WHAT TO PRODUCE:
Gather every line of the entries that includes the word "Documents".

Extracted data entries:

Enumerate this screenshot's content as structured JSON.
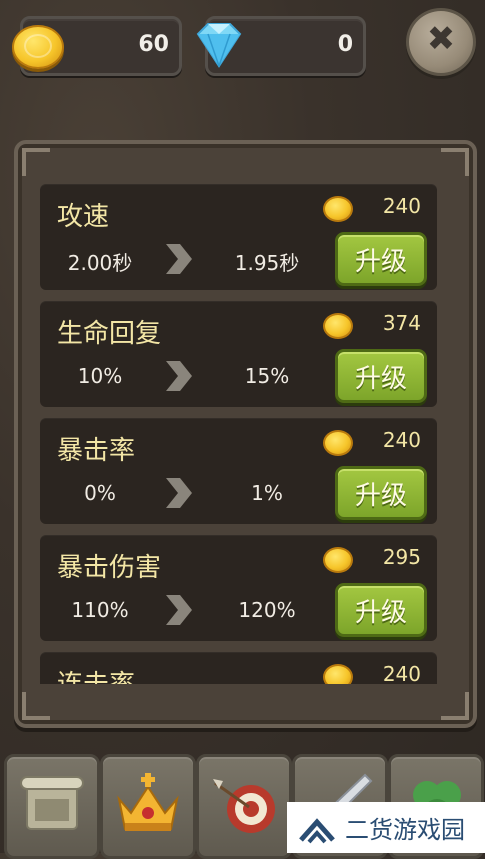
{
  "resources": {
    "gold": "60",
    "gems": "0"
  },
  "close_icon": "✖",
  "upgrades": [
    {
      "name": "攻速",
      "cost": "240",
      "from": "2.00秒",
      "to": "1.95秒",
      "button": "升级"
    },
    {
      "name": "生命回复",
      "cost": "374",
      "from": "10%",
      "to": "15%",
      "button": "升级"
    },
    {
      "name": "暴击率",
      "cost": "240",
      "from": "0%",
      "to": "1%",
      "button": "升级"
    },
    {
      "name": "暴击伤害",
      "cost": "295",
      "from": "110%",
      "to": "120%",
      "button": "升级"
    },
    {
      "name": "连击率",
      "cost": "240",
      "from": "",
      "to": "",
      "button": ""
    }
  ],
  "tabs": [
    "scroll-icon",
    "crown-icon",
    "target-icon",
    "sword-icon",
    "clover-icon"
  ],
  "watermark": "二货游戏园",
  "colors": {
    "accent_green": "#8fb936",
    "gold_text": "#f3e6a6",
    "panel": "#4b4239"
  }
}
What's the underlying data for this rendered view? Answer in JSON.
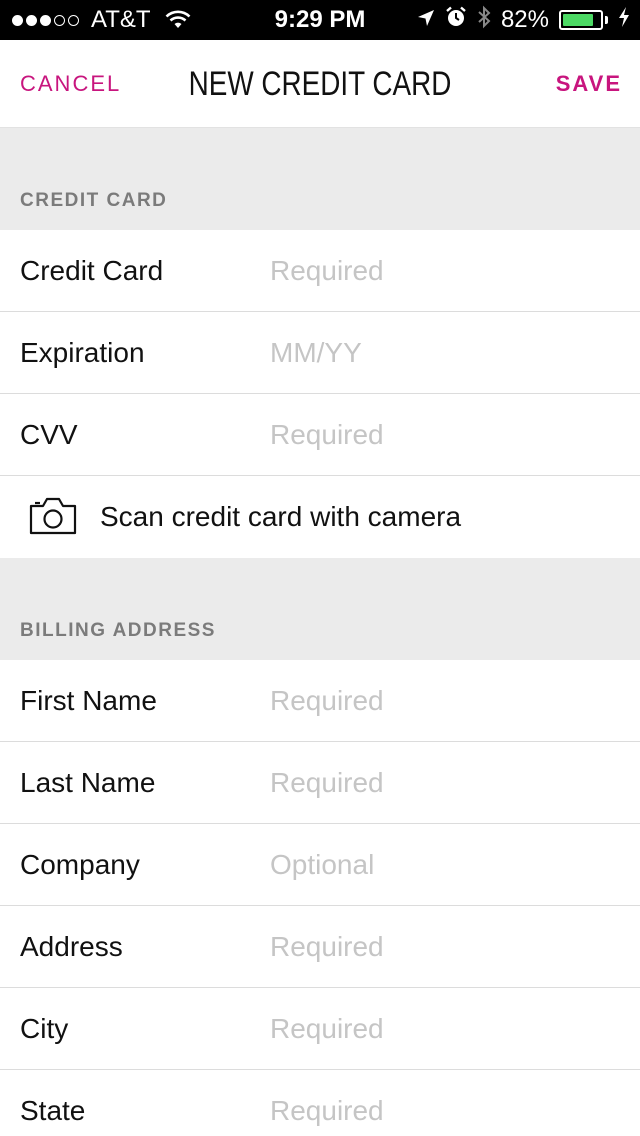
{
  "status_bar": {
    "signal_bars_filled": 3,
    "signal_bars_total": 5,
    "carrier": "AT&T",
    "time": "9:29 PM",
    "battery_percent_label": "82%",
    "battery_level": 0.82,
    "battery_color": "#4cd964",
    "icons": [
      "wifi-icon",
      "location-arrow-icon",
      "alarm-icon",
      "bluetooth-icon",
      "battery-icon",
      "charging-bolt-icon"
    ]
  },
  "nav": {
    "cancel_label": "CANCEL",
    "title": "NEW CREDIT CARD",
    "save_label": "SAVE",
    "accent_color": "#c8157e"
  },
  "sections": {
    "credit_card_header": "CREDIT CARD",
    "billing_header": "BILLING ADDRESS"
  },
  "credit_card_fields": [
    {
      "label": "Credit Card",
      "placeholder": "Required"
    },
    {
      "label": "Expiration",
      "placeholder": "MM/YY"
    },
    {
      "label": "CVV",
      "placeholder": "Required"
    }
  ],
  "scan": {
    "label": "Scan credit card with camera",
    "icon": "camera-icon"
  },
  "billing_fields": [
    {
      "label": "First Name",
      "placeholder": "Required"
    },
    {
      "label": "Last Name",
      "placeholder": "Required"
    },
    {
      "label": "Company",
      "placeholder": "Optional"
    },
    {
      "label": "Address",
      "placeholder": "Required"
    },
    {
      "label": "City",
      "placeholder": "Required"
    },
    {
      "label": "State",
      "placeholder": "Required"
    }
  ]
}
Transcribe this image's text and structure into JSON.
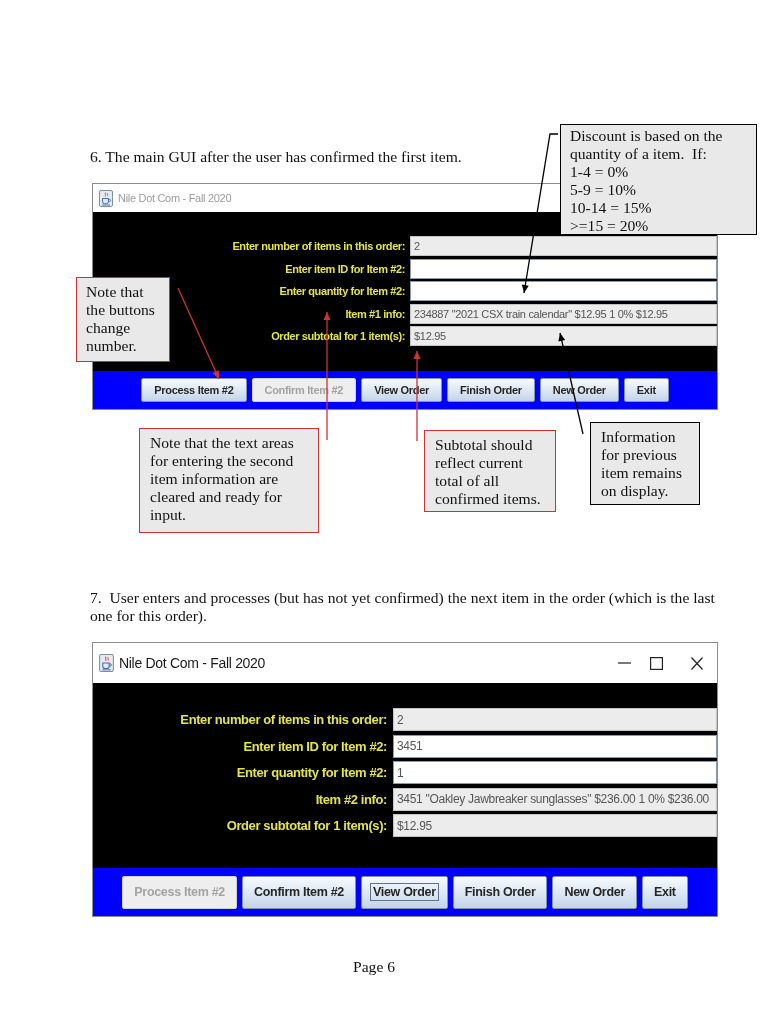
{
  "sections": [
    {
      "caption": "6. The main GUI after the user has confirmed the first item.",
      "window": {
        "title": "Nile Dot Com - Fall 2020",
        "active": false,
        "title_buttons": false,
        "fields": [
          {
            "label": "Enter number of items in this order:",
            "value": "2",
            "editable": false
          },
          {
            "label": "Enter item ID for Item #2:",
            "editable": true
          },
          {
            "label": "Enter quantity for Item #2:",
            "editable": true
          },
          {
            "label": "Item #1 info:",
            "value": "234887 \"2021 CSX train calendar\" $12.95 1 0% $12.95",
            "editable": false
          },
          {
            "label": "Order subtotal for 1 item(s):",
            "value": "$12.95",
            "editable": false
          }
        ],
        "buttons": [
          {
            "label": "Process Item #2",
            "disabled": false,
            "focused": false
          },
          {
            "label": "Confirm Item #2",
            "disabled": true,
            "focused": false
          },
          {
            "label": "View Order",
            "disabled": false,
            "focused": false
          },
          {
            "label": "Finish Order",
            "disabled": false,
            "focused": false
          },
          {
            "label": "New Order",
            "disabled": false,
            "focused": false
          },
          {
            "label": "Exit",
            "disabled": false,
            "focused": false
          }
        ]
      },
      "callouts": [
        {
          "text": "Discount is based on the quantity of a item.  If:\n1-4 = 0%\n5-9 = 10%\n10-14 = 15%\n>=15 = 20%",
          "color": "#000000"
        },
        {
          "text": "Note that the buttons change number.",
          "color": "#cc3333"
        },
        {
          "text": "Note that the text areas for entering the second item information are cleared and ready for input.",
          "color": "#cc3333"
        },
        {
          "text": "Subtotal should reflect current total of all confirmed items.",
          "color": "#cc3333"
        },
        {
          "text": "Information for previous item remains on display.",
          "color": "#000000"
        }
      ]
    },
    {
      "caption": "7.  User enters and processes (but has not yet confirmed) the next item in the order (which is the last one for this order).",
      "window": {
        "title": "Nile Dot Com - Fall 2020",
        "active": true,
        "title_buttons": true,
        "fields": [
          {
            "label": "Enter number of items in this order:",
            "value": "2",
            "editable": false
          },
          {
            "label": "Enter item ID for Item #2:",
            "value": "3451",
            "editable": true
          },
          {
            "label": "Enter quantity for Item #2:",
            "value": "1",
            "editable": true
          },
          {
            "label": "Item #2 info:",
            "value": "3451 \"Oakley Jawbreaker sunglasses\" $236.00 1 0% $236.00",
            "editable": false
          },
          {
            "label": "Order subtotal for 1 item(s):",
            "value": "$12.95",
            "editable": false
          }
        ],
        "buttons": [
          {
            "label": "Process Item #2",
            "disabled": true,
            "focused": false
          },
          {
            "label": "Confirm Item #2",
            "disabled": false,
            "focused": false
          },
          {
            "label": "View Order",
            "disabled": false,
            "focused": true
          },
          {
            "label": "Finish Order",
            "disabled": false,
            "focused": false
          },
          {
            "label": "New Order",
            "disabled": false,
            "focused": false
          },
          {
            "label": "Exit",
            "disabled": false,
            "focused": false
          }
        ]
      }
    }
  ],
  "page_number": "Page 6"
}
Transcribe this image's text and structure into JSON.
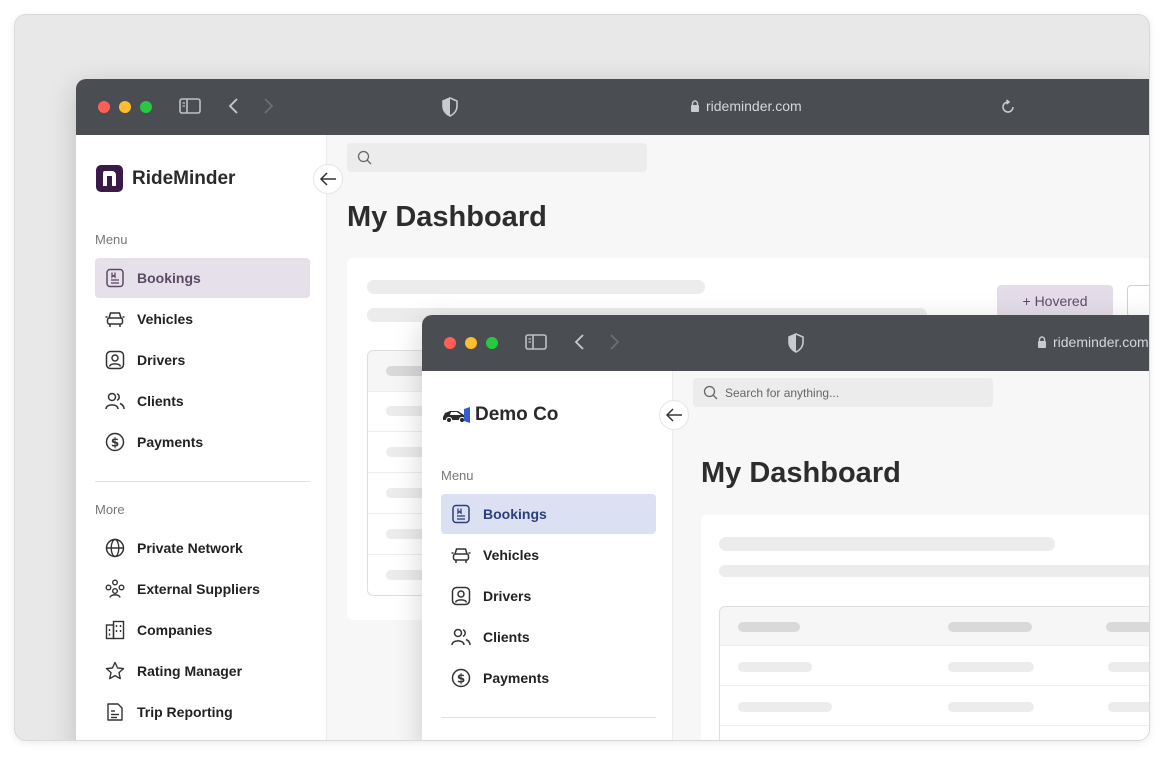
{
  "colors": {
    "titlebar": "#4a4d52",
    "rideminder_accent": "#e6e0eb",
    "democo_accent": "#dbe0f3",
    "rideminder_brand": "#3b1a4a"
  },
  "back_window": {
    "url": "rideminder.com",
    "brand_name": "RideMinder",
    "menu_label": "Menu",
    "menu_items": [
      {
        "label": "Bookings",
        "icon": "bookings-icon",
        "active": true
      },
      {
        "label": "Vehicles",
        "icon": "vehicle-icon"
      },
      {
        "label": "Drivers",
        "icon": "driver-icon"
      },
      {
        "label": "Clients",
        "icon": "clients-icon"
      },
      {
        "label": "Payments",
        "icon": "payments-icon"
      }
    ],
    "more_label": "More",
    "more_items": [
      {
        "label": "Private Network",
        "icon": "globe-icon"
      },
      {
        "label": "External Suppliers",
        "icon": "suppliers-icon"
      },
      {
        "label": "Companies",
        "icon": "companies-icon"
      },
      {
        "label": "Rating Manager",
        "icon": "star-icon"
      },
      {
        "label": "Trip Reporting",
        "icon": "report-icon"
      }
    ],
    "page_title": "My Dashboard",
    "hovered_button": "+  Hovered"
  },
  "front_window": {
    "url": "rideminder.com",
    "brand_name": "Demo Co",
    "search_placeholder": "Search for anything...",
    "menu_label": "Menu",
    "menu_items": [
      {
        "label": "Bookings",
        "icon": "bookings-icon",
        "active": true
      },
      {
        "label": "Vehicles",
        "icon": "vehicle-icon"
      },
      {
        "label": "Drivers",
        "icon": "driver-icon"
      },
      {
        "label": "Clients",
        "icon": "clients-icon"
      },
      {
        "label": "Payments",
        "icon": "payments-icon"
      }
    ],
    "page_title": "My Dashboard"
  }
}
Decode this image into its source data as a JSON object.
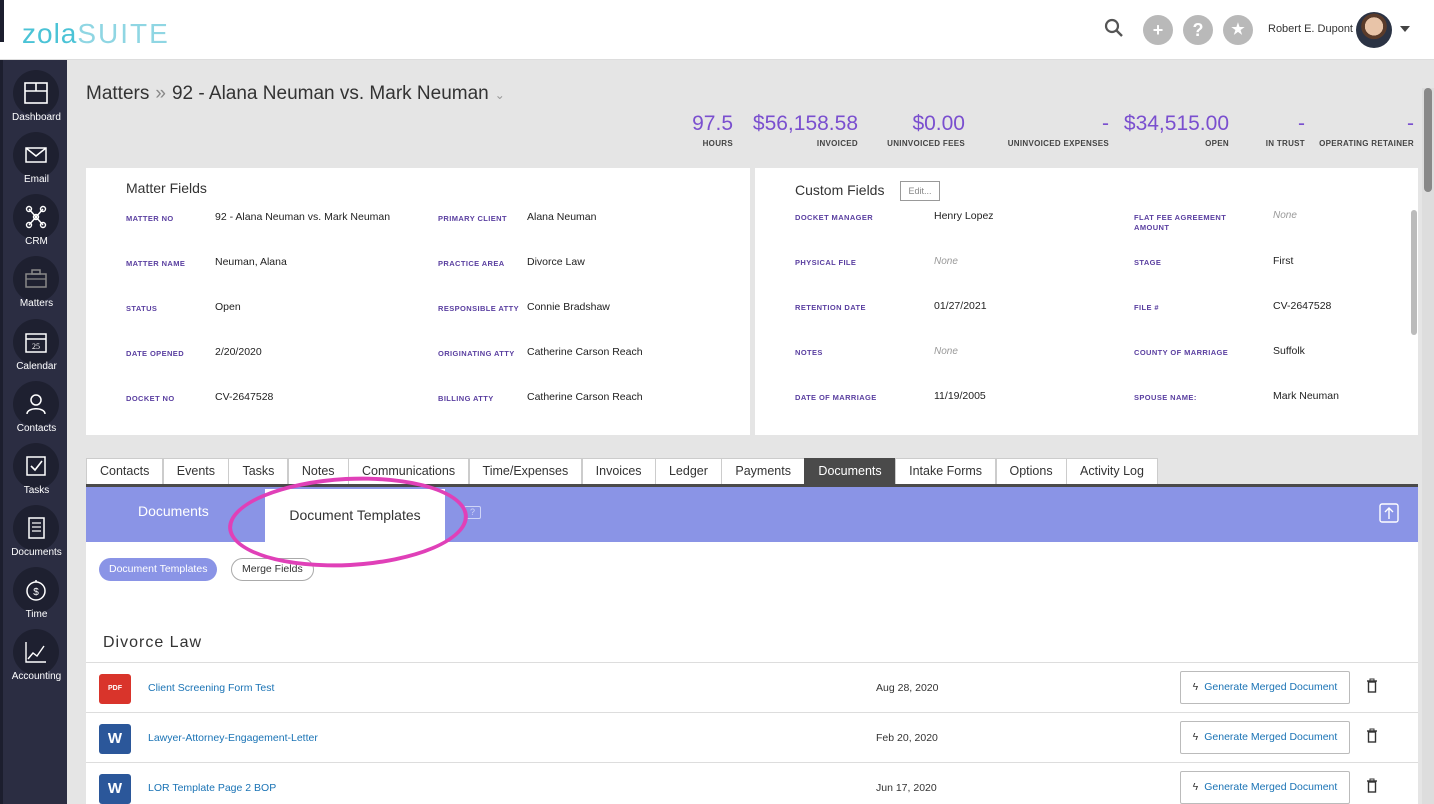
{
  "app": {
    "logo_part1": "zola",
    "logo_part2": "SUITE"
  },
  "user": {
    "name": "Robert E. Dupont"
  },
  "sidebar": {
    "items": [
      {
        "label": "Dashboard"
      },
      {
        "label": "Email"
      },
      {
        "label": "CRM"
      },
      {
        "label": "Matters"
      },
      {
        "label": "Calendar"
      },
      {
        "label": "Contacts"
      },
      {
        "label": "Tasks"
      },
      {
        "label": "Documents"
      },
      {
        "label": "Time"
      },
      {
        "label": "Accounting"
      }
    ],
    "calendar_day": "25"
  },
  "breadcrumb": {
    "root": "Matters",
    "separator": "»",
    "current": "92 - Alana Neuman vs. Mark Neuman"
  },
  "stats": [
    {
      "value": "97.5",
      "label": "HOURS"
    },
    {
      "value": "$56,158.58",
      "label": "INVOICED"
    },
    {
      "value": "$0.00",
      "label": "UNINVOICED FEES"
    },
    {
      "value": "-",
      "label": "UNINVOICED EXPENSES"
    },
    {
      "value": "$34,515.00",
      "label": "OPEN"
    },
    {
      "value": "-",
      "label": "IN TRUST"
    },
    {
      "value": "-",
      "label": "OPERATING RETAINER"
    }
  ],
  "matter_fields": {
    "title": "Matter Fields",
    "left": [
      {
        "label": "MATTER NO",
        "value": "92 - Alana Neuman vs. Mark Neuman"
      },
      {
        "label": "MATTER NAME",
        "value": "Neuman, Alana"
      },
      {
        "label": "STATUS",
        "value": "Open"
      },
      {
        "label": "DATE OPENED",
        "value": "2/20/2020"
      },
      {
        "label": "DOCKET NO",
        "value": "CV-2647528"
      }
    ],
    "right": [
      {
        "label": "PRIMARY CLIENT",
        "value": "Alana Neuman"
      },
      {
        "label": "PRACTICE AREA",
        "value": "Divorce Law"
      },
      {
        "label": "RESPONSIBLE ATTY",
        "value": "Connie Bradshaw"
      },
      {
        "label": "ORIGINATING ATTY",
        "value": "Catherine Carson Reach"
      },
      {
        "label": "BILLING ATTY",
        "value": "Catherine Carson Reach"
      }
    ]
  },
  "custom_fields": {
    "title": "Custom Fields",
    "edit_label": "Edit...",
    "left": [
      {
        "label": "DOCKET MANAGER",
        "value": "Henry Lopez"
      },
      {
        "label": "PHYSICAL FILE",
        "value": "None"
      },
      {
        "label": "RETENTION DATE",
        "value": "01/27/2021"
      },
      {
        "label": "NOTES",
        "value": "None"
      },
      {
        "label": "DATE OF MARRIAGE",
        "value": "11/19/2005"
      }
    ],
    "right": [
      {
        "label": "FLAT FEE AGREEMENT AMOUNT",
        "value": "None"
      },
      {
        "label": "STAGE",
        "value": "First"
      },
      {
        "label": "FILE #",
        "value": "CV-2647528"
      },
      {
        "label": "COUNTY OF MARRIAGE",
        "value": "Suffolk"
      },
      {
        "label": "SPOUSE NAME:",
        "value": "Mark Neuman"
      }
    ]
  },
  "tabs": [
    "Contacts",
    "Events",
    "Tasks",
    "Notes",
    "Communications",
    "Time/Expenses",
    "Invoices",
    "Ledger",
    "Payments",
    "Documents",
    "Intake Forms",
    "Options",
    "Activity Log"
  ],
  "active_tab": "Documents",
  "doc_bar": {
    "documents_tab": "Documents",
    "templates_tab": "Document Templates",
    "help": "?"
  },
  "pills": {
    "templates": "Document Templates",
    "merge": "Merge Fields"
  },
  "group": {
    "title": "Divorce Law"
  },
  "rows": [
    {
      "type": "pdf",
      "type_label": "PDF",
      "name": "Client Screening Form Test",
      "date": "Aug 28, 2020",
      "button": "Generate Merged Document"
    },
    {
      "type": "doc",
      "type_label": "W",
      "name": "Lawyer-Attorney-Engagement-Letter",
      "date": "Feb 20, 2020",
      "button": "Generate Merged Document"
    },
    {
      "type": "doc",
      "type_label": "W",
      "name": "LOR Template Page 2 BOP",
      "date": "Jun 17, 2020",
      "button": "Generate Merged Document"
    }
  ],
  "colors": {
    "accent_purple": "#7a4fcf",
    "doc_bar": "#8a94e6",
    "sidebar": "#2b2d42",
    "highlight": "#e040b8",
    "link": "#1a73b5"
  }
}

EXERCISE SOLUTION:
        "label": "Documents"
    "Documents",
  "active_tab": "Documents",
    "documents_tab": "Documents",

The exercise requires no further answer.